As we celebrate the feast of Saint Nicholas of Myra in Lycia, the Wonderworker, we find that there is a certain unresolved tension that accompanies his person and memory. On the one hand, there are few “hard facts” about his life (to the point where many doubt his actual historical existence), while on the other hand, he is clearly one of the most beloved and universally venerated saints within the Church. A good example of an objective account of the few facts behind the saint’s life can be found in a short introductory biographical note concerning Saint Nicholas in the book, The Time of the Spirit: “Little is known for certain about the life of Saint Nicholas, bishop of Myra in Lycia (Asia Minor). It is believed that he suffered imprisonment during the last major persecution of the Church under Diocletian in the early fourth century, and that he attended the first Ecumenical Council at Nicea in 325. Christian tradition has come to regard him, in the words of an Orthodox hymn, as ‘an example of faith and an icon of gentleness’” [The Time of the Spirit, p. 69].
For those interested in the historical background of Saint Nicholas, the following note found in The Synaxarion, Vol. II, edited by Hieromonk Makarios of Simonas Petras, may prove to be of real interest: “Since the medieval period, Saint Nicholas of Myra has been confused with Saint Nicholas of Sion, who founded a monastery not far from Myra at the end of the 5th century. The Vita of the latter has come down to us but the incidents in it have been entirely ascribed to Saint Nicholas of Myra, with the result that Saint Nicholas of Sion has been forgotten in the hagiographical accounts…. See The Life of Saint Nicholas of Sion, edited and translated by I. N. P. Sevcenko [Brookline, MA, 1984].”
So, even if we are dealing with a “composite figure” when we venerate Saint Nicholas the Wonderworker, we nevertheless are given a glimpse into the “mind of the Church” when it comes to an image of a true pastor. A powerful and enduring image of a genuine Christian shepherd has remained within the memory of the Church, regardless of the now unrecoverable “facts” behind the actual history of fourth-fifth century Asia Minor. It is this “unerring” intuition of the People of God to which the faithful respond up to the present day that remains as a solid foundation upholding all of the wonderful stories that endear us to Saint Nicholas. The Church always needs bishops of the type embodied by Saint Nicholas, a shepherd who was a “rule of faith and an image of humility” who both protected and interceded for his flock, according to the great Russian Orthodox iconographer, Leonid Uspensky. And he further writes: “This ‘life for others’ is his characteristic feature and is manifested by the great variety of forms of his solicitude for men: his care for their preservation, their protection from the elements, from human injustice, from heresies and so forth. This solicitude was accompanied by numerous miracles both during his life and after his death. Indefatigable intercessor, steadfast, uncompromising fighter for Orthodoxy, he was meek and gentle in character and humble in spirit” [The Time of the Spirit, p. 69].

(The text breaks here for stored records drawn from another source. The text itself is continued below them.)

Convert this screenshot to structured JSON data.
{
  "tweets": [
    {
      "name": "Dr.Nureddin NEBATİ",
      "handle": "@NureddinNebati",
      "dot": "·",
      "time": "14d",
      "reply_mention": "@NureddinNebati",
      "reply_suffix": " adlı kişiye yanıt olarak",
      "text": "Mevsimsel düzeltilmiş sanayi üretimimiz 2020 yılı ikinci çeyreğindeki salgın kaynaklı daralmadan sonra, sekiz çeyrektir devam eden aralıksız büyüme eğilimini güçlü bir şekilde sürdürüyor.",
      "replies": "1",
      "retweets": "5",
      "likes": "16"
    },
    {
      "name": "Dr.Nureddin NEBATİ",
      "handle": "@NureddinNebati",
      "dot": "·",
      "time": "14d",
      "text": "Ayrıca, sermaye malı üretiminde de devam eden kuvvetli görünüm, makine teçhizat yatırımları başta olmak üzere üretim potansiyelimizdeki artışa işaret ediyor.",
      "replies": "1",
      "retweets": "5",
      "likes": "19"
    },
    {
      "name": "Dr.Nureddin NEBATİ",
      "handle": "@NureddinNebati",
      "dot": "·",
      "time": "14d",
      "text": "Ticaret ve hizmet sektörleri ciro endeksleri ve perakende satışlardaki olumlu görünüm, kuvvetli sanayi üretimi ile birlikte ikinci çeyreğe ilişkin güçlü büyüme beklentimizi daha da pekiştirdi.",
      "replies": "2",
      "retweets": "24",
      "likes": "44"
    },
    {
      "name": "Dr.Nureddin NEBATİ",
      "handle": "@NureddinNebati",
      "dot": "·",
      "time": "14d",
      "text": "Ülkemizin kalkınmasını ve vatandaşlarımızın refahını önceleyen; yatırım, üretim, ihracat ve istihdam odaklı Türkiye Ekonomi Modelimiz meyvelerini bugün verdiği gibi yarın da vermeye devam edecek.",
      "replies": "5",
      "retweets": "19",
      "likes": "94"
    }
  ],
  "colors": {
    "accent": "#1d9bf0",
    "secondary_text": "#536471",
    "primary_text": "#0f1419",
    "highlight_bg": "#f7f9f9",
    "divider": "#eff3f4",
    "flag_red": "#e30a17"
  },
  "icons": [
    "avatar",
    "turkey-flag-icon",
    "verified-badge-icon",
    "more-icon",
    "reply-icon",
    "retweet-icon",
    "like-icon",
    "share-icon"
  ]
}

Well known as Saint Nicholas has been, he is perhaps less well known in today’s world. In fact, he may be slowly slipping away from Christian consciousness. Santa Claus, that rather unfortunate caricature of the saintly bishop, clearly has something to do with this. But perhaps the very virtues embodied by this saint are slowly fading from our consciousness. Some time ago, I wrote a meditation that passed on the name our social and secular world has “earned” for itself through its rampant commercialization of Christmas—and that is “Getmas.” The author who coined this new term—I forget his name—claims it came to him based on a conversation he had had with a good friend about the “spirit of Christmas.” The friend of our author said that Christmas was about “getting things.” When the author countered by saying, “I thought Christmas was about giving,” the friend quickly retorted, “Sure, people are supposed to give me things!” Out of this sad exchange came the unfortunate, but accurate, “Getmas.”
But Saint Nicholas was about the proper understanding of “giving.” Perhaps the most enduring quality of his image is that of giving to children in need. Our children learn that those who already “have” more are those who will yet “get” more. And that is because they are taught this by their parents who yield to their childish demands. So we persist in widening the gap of imbalance between the “haves” and “have nots” without too many pangs of (Christian) conscience. Saint Nicholas wanted to restore a sense of balance, and so he looked first to those who were in need, so that they could also taste some childlike happiness from receiving an unexpected gift. In a simple manner, this imitates the giving of God Who gave us Christ at a time when everyone—rich and poor alike—was impoverished through sin and death. I sometimes fantasize that an ideal celebration of Christmas would find a relatively affluent family making sure that they spent more on those in need than on themselves. If Christianity is indeed the “imitation of the divine nature,” as Saint Gregory of Nyssa once said, then that need not necessarily be such an unrealistic idea. I do not believe that I have ever done that, so I convict myself through the very thought. Yet, I am convinced that our children would respond with an eager spirit of cooperation if properly prepared for some approximation of that ideal. Why should it be otherwise if, according to the Apostle Paul, Christ said that it is more blessed to give than to receive?